Want to keep learning?

This content is taken from the University of York's online course, Poetry: How to Read a Poem. Join the course to learn more.

Skip to 0 minutes and 5 seconds Hi all! We have thoroughly enjoyed putting together this course and we hope that you have picked up some useful tips for reading, understanding, and contextualising poetry. We hope that this course has shown you that there are many facets to reading poetry, including poetic tradition, form, and conversation, and many facets to writing about, printing, and writing poetry. We really hope that many of you will be inspired to go on and study poetry in more depth in the future!
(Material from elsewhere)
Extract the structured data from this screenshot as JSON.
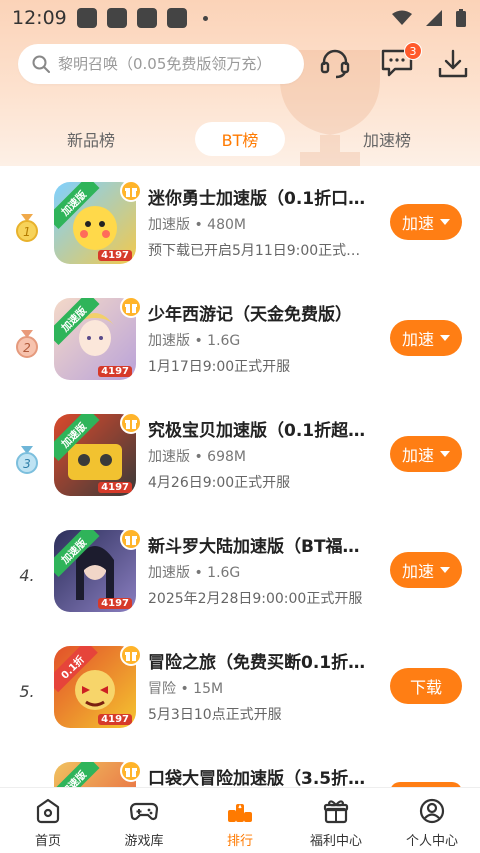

There are a range of programmes on offer within the Department of English and Related Literature at the University of York and we’d be delighted to help you with any future study queries.

Skip to 0 minutes and 40 seconds As we end this course, we would love to hear your thoughts and for you to tell us what your favourite parts have been.
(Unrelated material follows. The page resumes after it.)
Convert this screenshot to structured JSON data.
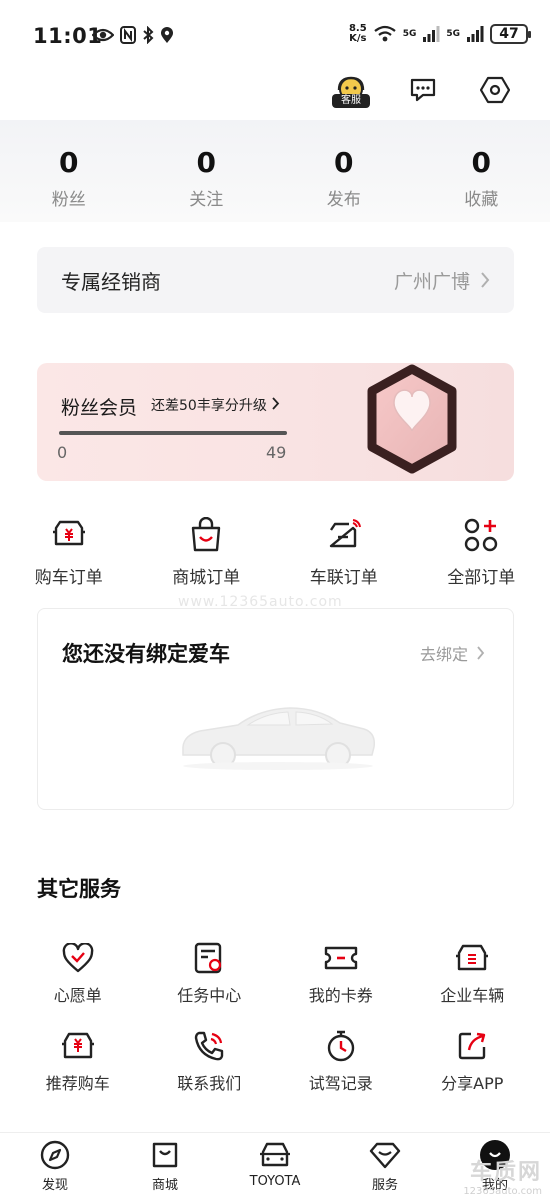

Summing up week four

Dr Alexandra Kingston-Reese, our course convener, sums up the material that we have covered in week four of our course, ‘How to Read a Poem’.

This week, we’ve explored writing and poetry, even chancing our hand at writing some poetry ourselves.

Over to you

After studying poetry with us for the last three weeks, how did it feel to have a go at writing your own this week?

Now that we’ve reached the end of our four-week course together, you might like to reflect on your journey as a reader. Have you discovered new poems? Have you learned new ways to discuss and enjoy poetry? Have you been inspired to write a paragraph or two offering your own reading of a poem?

Tell us what you have found most rewarding about our work together, and if it is has helped you to feel more confident about poetry.

Let us know in the comments.

Share this video:

This video is from the free online course:

Poetry: How to Read a Poem

University of York